By Emma Stewart MBE, CEO of Timewise
We hear a lot about the challenges created by an ageing population. With statistics suggesting that one in three of today’s babies will live to 100, the implications for policy areas such as healthcare, housing and the state pension can’t be ignored. The government has highlighted the ageing society as one of the DBEIS’s Four Grand Challenges, and the Centre for Ageing Better has set out the need to make big changes to support older people in their Transforming Later Lives strategy.
Yet the challenge also offers an opportunity, and one which we at Timewise are keen to grasp. Put simply, if people are living longer, they are likely to want or need to work for longer. Indeed, according to the Centre for Ageing Better, there are around a million people aged between 50 and 64 who are involuntarily out of work.
And with 48% of UK employers saying they’re concerned about candidate shortages, there’s a mutually beneficial solution staring us all in the face: more, better, flexible jobs that answer the needs of older workers. So we’re working with the Centre for Ageing Better on an Innovation Unit project to deliver exactly that.
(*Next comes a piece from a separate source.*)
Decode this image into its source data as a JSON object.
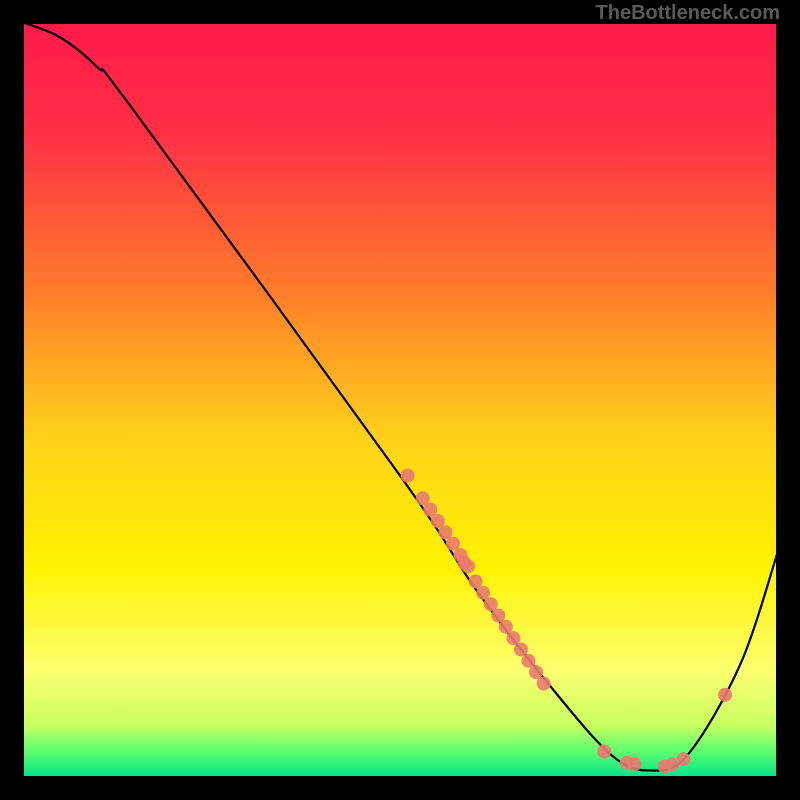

Why older workers want to keep working
There are many reasons why older people want to keep working. They could be financial, such as the need to boost their income for a potentially long retirement, or to continue supporting younger or older members of the family. They could also be social and emotional; the cliff-edge nature of retirement, and how this affects wellbeing and increases loneliness, is well-known.
So, by staying in work longer, older people are less likely to fall into poverty and suffer from social isolation, both of which impact on their health as well as their quality of life. And, of course, they will also continue to contribute to the economy.
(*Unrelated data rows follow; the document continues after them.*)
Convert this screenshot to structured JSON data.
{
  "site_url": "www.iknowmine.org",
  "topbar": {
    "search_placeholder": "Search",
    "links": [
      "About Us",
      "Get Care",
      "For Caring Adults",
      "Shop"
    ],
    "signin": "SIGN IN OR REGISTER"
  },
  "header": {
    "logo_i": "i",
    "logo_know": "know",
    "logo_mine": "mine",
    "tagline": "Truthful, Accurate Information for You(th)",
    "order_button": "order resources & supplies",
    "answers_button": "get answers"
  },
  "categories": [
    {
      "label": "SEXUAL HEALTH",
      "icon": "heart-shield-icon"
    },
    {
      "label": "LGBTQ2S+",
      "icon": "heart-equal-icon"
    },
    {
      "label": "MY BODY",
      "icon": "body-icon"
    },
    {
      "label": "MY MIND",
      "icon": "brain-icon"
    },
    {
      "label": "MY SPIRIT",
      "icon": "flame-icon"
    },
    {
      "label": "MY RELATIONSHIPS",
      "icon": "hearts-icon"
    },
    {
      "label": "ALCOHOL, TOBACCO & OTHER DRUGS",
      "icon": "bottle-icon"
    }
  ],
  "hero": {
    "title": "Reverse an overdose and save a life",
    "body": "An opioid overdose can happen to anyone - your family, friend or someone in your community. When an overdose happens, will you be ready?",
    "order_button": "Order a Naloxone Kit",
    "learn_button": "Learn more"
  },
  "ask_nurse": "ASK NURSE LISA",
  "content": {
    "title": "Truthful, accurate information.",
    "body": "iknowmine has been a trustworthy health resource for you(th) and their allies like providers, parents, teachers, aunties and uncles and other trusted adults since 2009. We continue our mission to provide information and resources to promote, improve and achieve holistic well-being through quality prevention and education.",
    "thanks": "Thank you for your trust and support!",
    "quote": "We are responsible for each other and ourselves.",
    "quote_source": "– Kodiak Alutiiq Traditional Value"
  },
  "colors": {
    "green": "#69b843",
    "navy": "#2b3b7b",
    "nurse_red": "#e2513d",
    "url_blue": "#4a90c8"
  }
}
But that doesn’t mean older workers want to continue to work at the same pace or for the same amount of the week. Indeed, one in four UK workers feel they could not do their current job over the age of 60. There are also significant age biases in recruitment and within the workplace, as demonstrated in research by the Policy Exchange.
And, unsurprisingly, older workers frequently have health conditions and caring responsibilities, which can cause them to exit the workforce earlier than they might choose to. According to the DWP, 44% of people aged between 50 and retirement have at least one long-term health condition, and one in five women in their 50s are carers. That doesn’t mean they can’t work; but they might need to work a bit less, or in a different way.
Flexible working can help people work for longer
I believe that developing flexible solutions, and working to change employer attitudes, will allow these obstacles to be overcome, and help create a more sustainable path into retirement that is good for them, for society and for the economy. And older employees agree. In a recent government survey, workers over 50 were pretty clear about what they need to stay longer in the workplace:
- 39% said they wanted employers to do more to support older workers
- 63% felt that companies should offer part-time roles
- 78% agreed that workplaces should offer flexible working patterns (such as variable start and finish times or the ability to work remotely)